What to ask yourself in case of amenorrhea

If this is your case, and you are in amenorrhea, you can stop to reflect on any of these questions and do not hesitate to ask for help, it is the bravest thing you can do for yourself :).
  • Have you drastically increased your level of physical activity without regard to your nutrition?
  • Have you decided to cut out certain foods and do without them?
  • Do you have a circumstance that does not let you sleep at night?
  • Are you happy with your day to day?

If I have functional hypothalamic amenorrhea, can I try to get pregnant?

This is a frequently asked question among patients who present a picture of functional hypothalamic amenorrhea. Even if it costs us, at this point, we have to be honest with ourselves and recognize that perhaps it is not the best time to undergo any type of treatment. Because? Because your body has decided to protect you from ovulation, since it considers that it is not a good time for a potential pregnancy. You have decided that the energy that was destined to maintain the functioning of the menstrual cycle goes to other vital functions to survive. Therefore, at this time, you do not have the necessary energy for the gestation and development of a baby. So what? So you should worry first of all about yourself, about the cause of the absence of menstruation (physical, energetic or psychic), asking for help if you need it.

In short, your body speaks to you and you are responsible for listening and attending to what it wants to communicate to you.

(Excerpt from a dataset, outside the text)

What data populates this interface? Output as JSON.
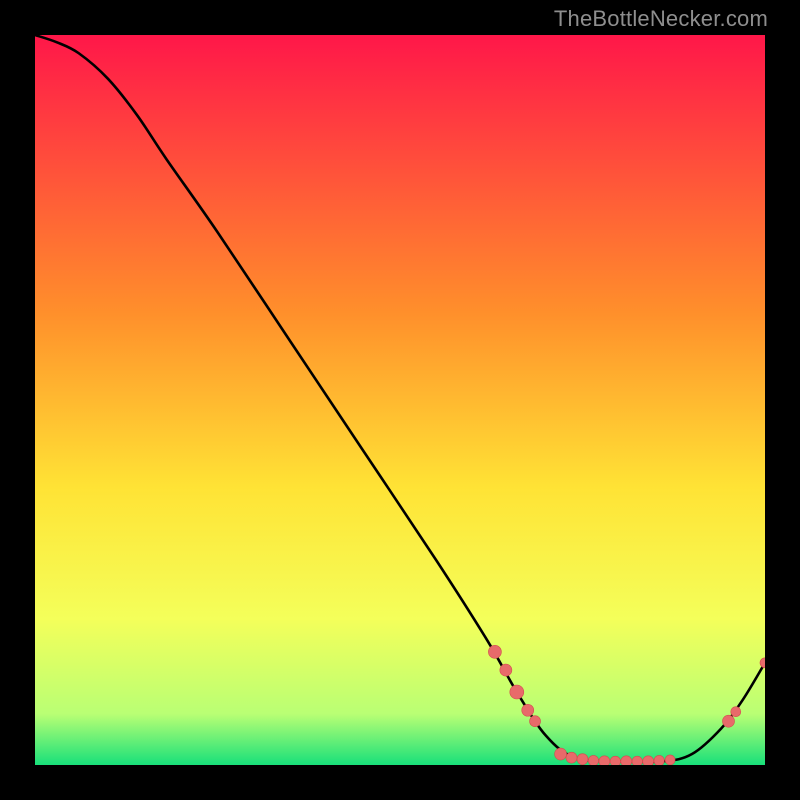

Yes, the body speaks to us constantly, but it does not speak our language, it has its own language: symptoms and signs. Thanks to the symptoms, which often appear abstract (pain, mood swings, tiredness...) and the signs (changes in the cycle, anovulation, amenorrhea, acne...), we can ask the right questions and attend to what it wants to tell us. On most occasions, it asks you for a change in your rhythm of life, to get out of a situation that is not doing you good, a relationship that is toxic to you, a job that does not make you happy... How do we look at these symptoms and signs? We tend to focus on resolving ourselves, but we should look at what's behind them. We'll have to dig deeper to see why they're there and what they've come to tell you. Only in this way will you be able to reverse the origin and find THE key. Finally, let's not forget that this is a two-way process. Your partner should also value certain habits and work on them when necessary. Today I have focused on women's hormonal health, but we will dedicate another entry to fertility problems in men. If you liked the article, do not hesitate to leave your comment and share to whom it may be useful. Thanks for getting here! Fondly, Rocio Periz Faus
Back to blog